Science fiction has a long tradition of 'military in space' themes - and usually these books are uninspiring at best and verging on fascist at worst. From a serious SF viewpoint, it seemed that Joe Haldeman's magnificent The Forever War made the likes of Starship Troopers a mocked thing of the past, but sadly Hollywood seems to have rebooted the concept and we now see a lot of military SF on the shelves.

The bad news is that The Bastard Legion could not be classified as anything else - but the good news is that, just as Buffy the Vampire Slayer subverted the vampire genre, The Bastard Legion has so many twists on a straightforward 'marines in space' title that it does a brilliant job of subversion too.

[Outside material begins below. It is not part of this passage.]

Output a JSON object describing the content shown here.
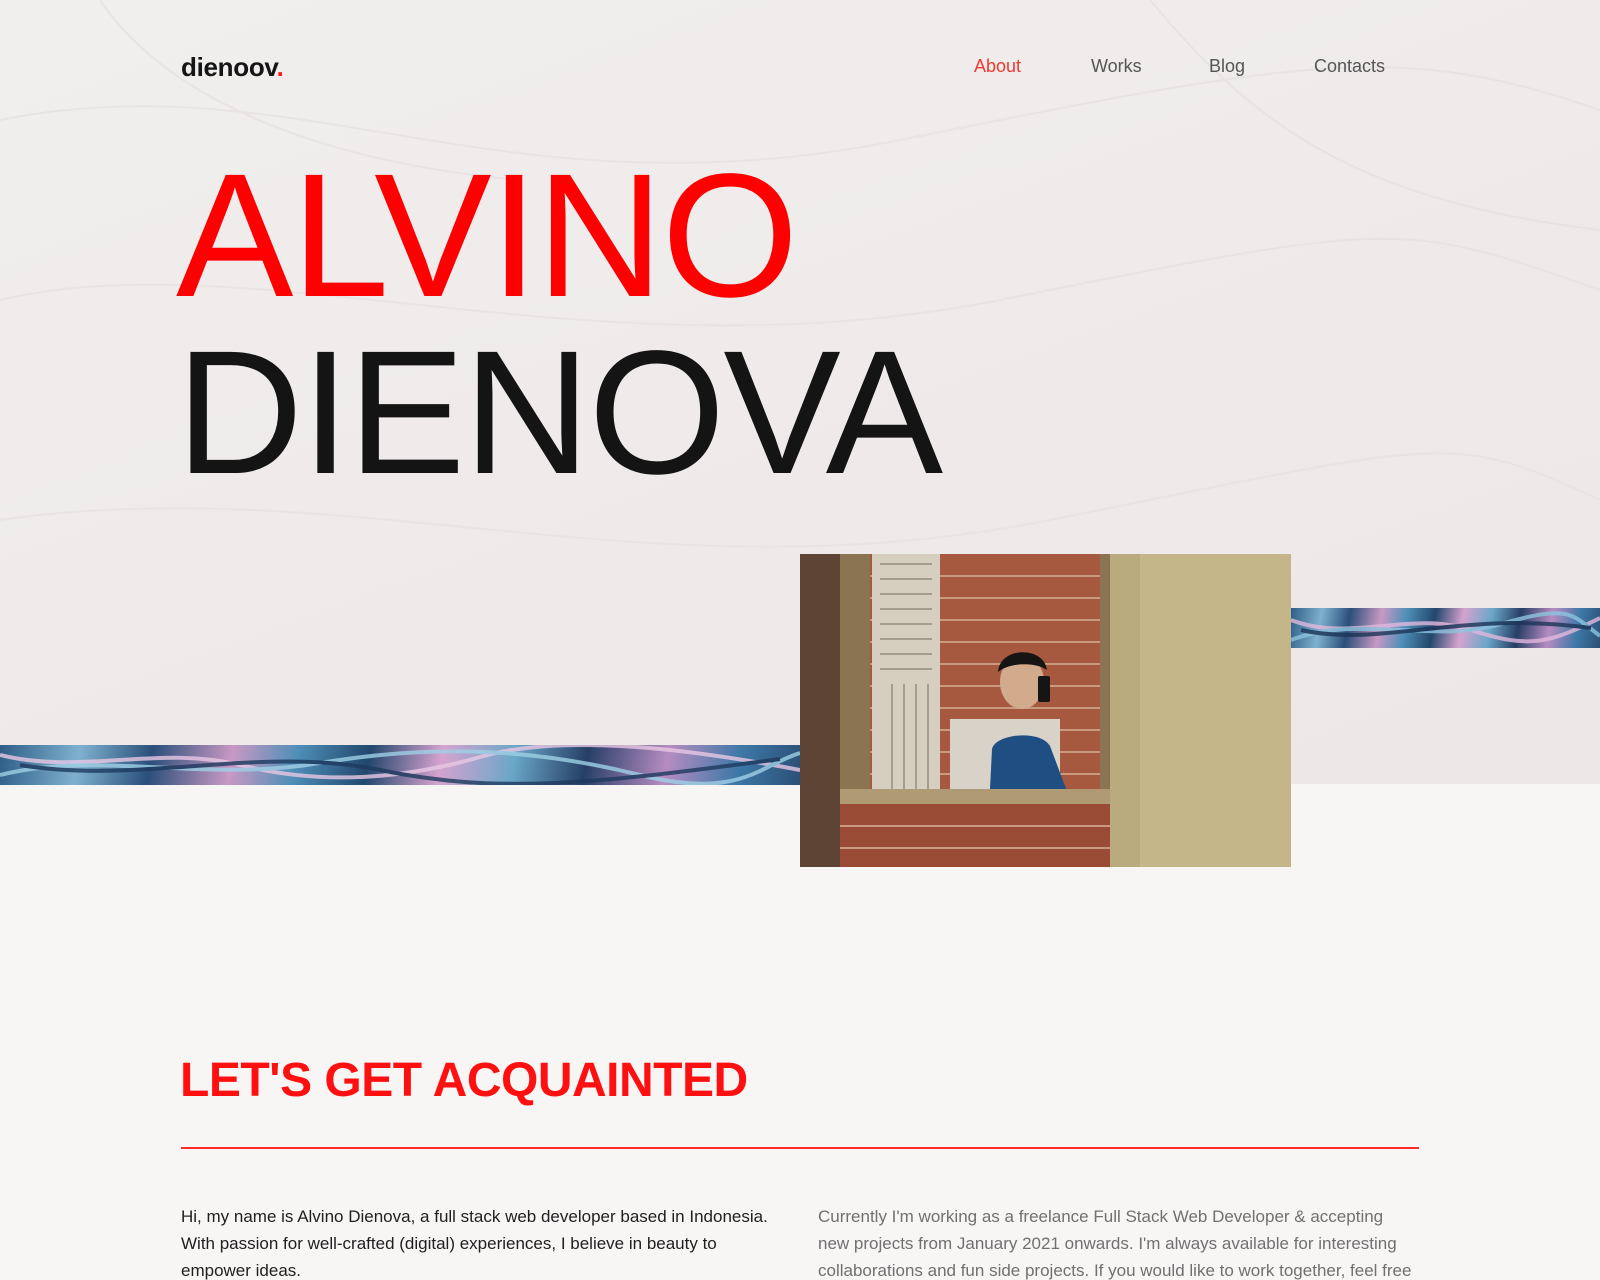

The basic scenario is instantly different. Miska is heading up a mercenary legion, except they're all hardened criminals on a stolen prison ship, taking part because she has stolen the ship and fitted them all with explosive collars. Oh, and helping her train her &…

On the Moor - Richard Carter ****

There's much to enjoy in Richard Carter's pean to the frugal yet visceral delights of being one with England's Pennine moorland. If this were all there were to the book it would have made a good nature read, but Carter cleverly weaves in science at every opportunity, whether it's inspired by direct observations of birds and animals and plants - I confess I was ignorant of the peregrine falcon's 200 mile per hour dive - or spinning off from a trig point onto the geometric methods of surveying through history all the way up to GPS.

Carter is something of an expert on Darwin, and inevitably the great man comes into the story many times - yet his appearance never seems forced. It's hard to spend your time in a natural environment like this and not have Darwin repeatedly brought to mind.

I confess to a distinct love of these moors. Having spent my first 11 years in and around Littleborough, just the other side of Blackstone Edge from Carter's moor, the moorland…